If the implications of the current Greek tragedy were not so serious it would have been seen more as a Greek comedy (of fiscal errors). In fact, however, to deploy another metaphor, Greece’s sovereign debt is seen as the proverbial canary in the coal mine – a microcosm of the relentlessly growing sovereign debt that has taken much of Europe by storm and is threatening to spread to the U.S.. Words: 1008
For decades, the governments of the western world have been warned that they were getting into way too much debt. For decades, the major banks and the big financial institutions were warned that they were becoming way too leveraged and were taking far too many risks. Well, nobody listened so now we get to watch a global financial nightmare play out in slow motion. Grab some popcorn and get ready. It is going to be quite a show. [Let me explain.] Words: 1075

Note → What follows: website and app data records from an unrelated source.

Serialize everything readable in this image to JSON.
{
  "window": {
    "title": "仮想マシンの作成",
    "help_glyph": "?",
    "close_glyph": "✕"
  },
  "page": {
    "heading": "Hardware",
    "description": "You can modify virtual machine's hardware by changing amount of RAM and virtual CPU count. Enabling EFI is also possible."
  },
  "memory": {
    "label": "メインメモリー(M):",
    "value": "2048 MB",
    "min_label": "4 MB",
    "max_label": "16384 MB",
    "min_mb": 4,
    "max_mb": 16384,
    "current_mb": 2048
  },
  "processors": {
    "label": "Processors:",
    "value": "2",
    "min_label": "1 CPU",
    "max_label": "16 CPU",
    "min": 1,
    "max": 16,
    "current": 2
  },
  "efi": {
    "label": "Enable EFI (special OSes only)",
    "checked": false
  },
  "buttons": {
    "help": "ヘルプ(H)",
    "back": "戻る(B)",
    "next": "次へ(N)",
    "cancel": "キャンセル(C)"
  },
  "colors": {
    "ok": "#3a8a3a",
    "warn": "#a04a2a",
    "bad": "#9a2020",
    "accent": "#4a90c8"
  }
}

A predictive software program called Senturion, developed for the U.S. military and sporting a 85% accuracy rate, has concluded that Greece is going to default. [Let me explain further.] Words: 244
Are we about to see a huge push for a “United States of Europe”? As the sovereign debt crisis in Europe continues to spiral out of control, suddenly this term is popping up in the New York Times and in major newspapers all over Europe. Is this by accident? Surely not. The truth is that there is an overwhelming consensus among the political and financial elite of Europe that a “United States of Europe” is what would be best for the eurozone. However, they are likely going to need a massive financial crisis in order to reach their goal. [Let me explain.] Words: 1639
The inability [of Congress] to reduce spending and tax its citizenry represents a competitive disadvantage for the U.S.. It is the mark of a country that cannot keep its fiscal house in order, does not care about repaying its debts and, [as such, it] may well be heading for collapse. Words: 978
Greece is going to default and even take the euro, and maybe the EU, with it. There will be 5 investment opportunities should that unfold as expected and one of them will be the U.S. dollar. [Let me explain.] Words: 1187
What event could trigger an unstoppable domino affect leading to a financial meltdown? You may think [that such a possibility is extremly unlikely] but daily we move closer to the real possibility that a major fiat currency such as the US Dollar or the Euro could collapse in the blink of an eye. [Let’s take a look […]
The magnitude of current private and government debt, coupled with massive unfunded contingent liabilities for promises of future services to their citizens, will prove to be impossible for many nations to fund. Massive inflation in the money supply will become the preferred vehicle to deflect the default monster and will result in vastly devalued currencies and price inflation as a prelude to default. Such action will be a desperate attempt to buy time to stave off the inevitable and will result in social unrest caused by persons whose comfortable lifestyle and elevated standard of living is about to disintegrate before their very eyes. Words: 1525
It is clearly evident that America’s debt picture is truly astronomical and, like the situation with Greece, the debt cannot, and never will, be repaid. Indeed, any way you look at it, the consequences for the United States, let alone the many other haunted economies, are grim, dismal – even disastrous. Words: 1166
It is appropriate that the fiscal crisis of the West has begun in Greece, the birthplace of Western civilization. Soon it will cross the channel to Britain. The key question, however, is when that crisis will reach the last bastion of Western power, on the other side of the Atlantic. Words: 609